  • pcent: Percentage of USED divided by SIZE.
  • file: The file name if specified on the command line.
  • target: The mount point.

Linux Commands – df:

df command without any arguments prints the current file systems disk space usage. By default, the disk space is printed in units of 1024 bytes, but this can be overridden block size option and source, size, used, avail, pcent, target columns are returned. You can also get a specific file system disk space usage by passing it as an argument to df command.

You can use df -a or –all options to print all file systems (including dummy, duplicate, or inaccessible file systems which are omitted by default). Dummy file systems are typically special purpose pseudo file systems such as ‘/proc’, with no associated storage. Duplicate file systems are local or remote file systems that are mounted at separate locations in the local file hierarchy, or bind mounted locations. Inaccessible file systems are those which are mounted but subsequently over-mounted by another file system at that point, or otherwise inaccessible due to permissions of the mount point, etc.

You can use df -h or –human-readable or -H options to print the size in a human-readable format. In a human-readable format, a size letter to each size, such as ‘M’ for mebibytes is appended to the size. Powers of 1024 are used, not 1000; ‘M’ stands for 1,048,576 bytes. This option is equivalent to ‘–block-size=human-readable’. Use the ‘–si’ option or -H option if you prefer powers of 1000.

You can use df -B SIZE or –block-size=SIZE options to scale sizes by SIZE before printing them. You can define SIZE in integers (1,1024 etc. or 1,1000 etc. unit in bytes) or in characters (K, M, G, T, P, E, Z, Y, si). You can also use du -k or -m options to display the size in KB or MB. You can also used predefined block size using -k for KB and -m for MB.

You can use df –total options to print a grand total of all arguments after all arguments have been processed. This can be used to find out the total disk size, usage, and available space of all listed devices.

You can use df -i or –inodes options to list inode usage information instead of block usage. An inode (short for index node) contains information about a file such as its owner, permissions, timestamps, and location on the disk.

You can use df –output or –output=FIELD_LIST options to output format defined by FIELD_LIST, or print all fields if FIELD_LIST is omitted. FIELD_LIST is a comma-separated list of columns to be included in df command output and therefore effectively controls the order of output columns. Each field can thus be used at the place of choice, but yet must only be used once.

You can use df –direct option to not resolve mount point and show statistics directly for a file. It can be especially useful for NFS mount points if there is a boundary between two storage policies behind the mount point.

You can use df -l or –local options to limit the listing to local file systems. By default, remote file systems are also listed.

You can use df –sync option to invoke the sync system call before getting any usage data.

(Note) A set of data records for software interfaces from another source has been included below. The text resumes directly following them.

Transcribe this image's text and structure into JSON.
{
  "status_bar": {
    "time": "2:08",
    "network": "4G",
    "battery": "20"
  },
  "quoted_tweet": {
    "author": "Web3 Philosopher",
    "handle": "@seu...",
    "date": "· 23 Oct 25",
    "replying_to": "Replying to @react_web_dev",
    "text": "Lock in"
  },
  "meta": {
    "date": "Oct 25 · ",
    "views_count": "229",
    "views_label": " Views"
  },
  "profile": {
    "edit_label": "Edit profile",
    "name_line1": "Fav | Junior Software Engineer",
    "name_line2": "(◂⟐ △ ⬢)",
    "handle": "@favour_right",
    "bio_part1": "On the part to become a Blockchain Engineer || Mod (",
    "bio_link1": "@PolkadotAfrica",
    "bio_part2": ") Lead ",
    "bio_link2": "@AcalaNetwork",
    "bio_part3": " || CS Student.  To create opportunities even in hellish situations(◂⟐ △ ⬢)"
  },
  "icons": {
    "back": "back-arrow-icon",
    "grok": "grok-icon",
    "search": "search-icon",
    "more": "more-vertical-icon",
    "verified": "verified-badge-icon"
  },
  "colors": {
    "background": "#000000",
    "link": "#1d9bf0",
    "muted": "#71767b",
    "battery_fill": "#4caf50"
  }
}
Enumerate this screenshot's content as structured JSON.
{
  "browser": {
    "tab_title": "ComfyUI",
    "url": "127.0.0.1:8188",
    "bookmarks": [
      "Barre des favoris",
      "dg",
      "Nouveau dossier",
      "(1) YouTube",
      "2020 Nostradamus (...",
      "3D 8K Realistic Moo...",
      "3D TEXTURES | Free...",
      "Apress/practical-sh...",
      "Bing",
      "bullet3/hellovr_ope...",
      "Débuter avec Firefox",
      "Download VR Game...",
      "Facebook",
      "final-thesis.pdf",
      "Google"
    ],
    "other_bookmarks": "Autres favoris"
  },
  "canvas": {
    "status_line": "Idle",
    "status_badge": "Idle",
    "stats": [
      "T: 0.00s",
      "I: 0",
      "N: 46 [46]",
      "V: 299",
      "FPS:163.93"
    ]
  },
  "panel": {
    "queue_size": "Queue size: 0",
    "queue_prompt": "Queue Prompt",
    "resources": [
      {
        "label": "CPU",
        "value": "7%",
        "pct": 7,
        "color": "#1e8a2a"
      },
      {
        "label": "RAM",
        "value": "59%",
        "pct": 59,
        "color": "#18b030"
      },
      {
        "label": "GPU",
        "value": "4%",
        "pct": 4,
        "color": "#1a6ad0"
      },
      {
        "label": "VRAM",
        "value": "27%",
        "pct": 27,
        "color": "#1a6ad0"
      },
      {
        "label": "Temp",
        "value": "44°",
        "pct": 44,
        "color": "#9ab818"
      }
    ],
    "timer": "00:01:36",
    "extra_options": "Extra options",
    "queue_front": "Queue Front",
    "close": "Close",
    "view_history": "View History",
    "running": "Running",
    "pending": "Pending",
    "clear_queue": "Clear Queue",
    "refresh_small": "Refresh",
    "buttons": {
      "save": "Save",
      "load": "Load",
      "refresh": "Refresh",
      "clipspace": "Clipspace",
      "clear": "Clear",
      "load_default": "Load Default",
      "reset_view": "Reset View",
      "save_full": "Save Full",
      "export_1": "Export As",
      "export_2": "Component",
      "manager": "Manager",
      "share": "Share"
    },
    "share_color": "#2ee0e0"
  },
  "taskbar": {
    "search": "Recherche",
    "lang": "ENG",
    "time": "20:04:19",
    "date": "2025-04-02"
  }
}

On some systems (notably SunOS), doing this yields more up to date results, but in general this option makes ‘df’ much slower, especially when there are many or very busy file systems.

You can use df -T or –print-type options to print file system type.

You can use df -t or –type=TYPE options to limit the listing to file systems of type TYPE.

You can use df -x or –exclude-type=TYPE options to limit the listing to file systems, not of type TYPE.

Hope you have enjoyed this article. In the next blog post, we will discuss free command in Linux.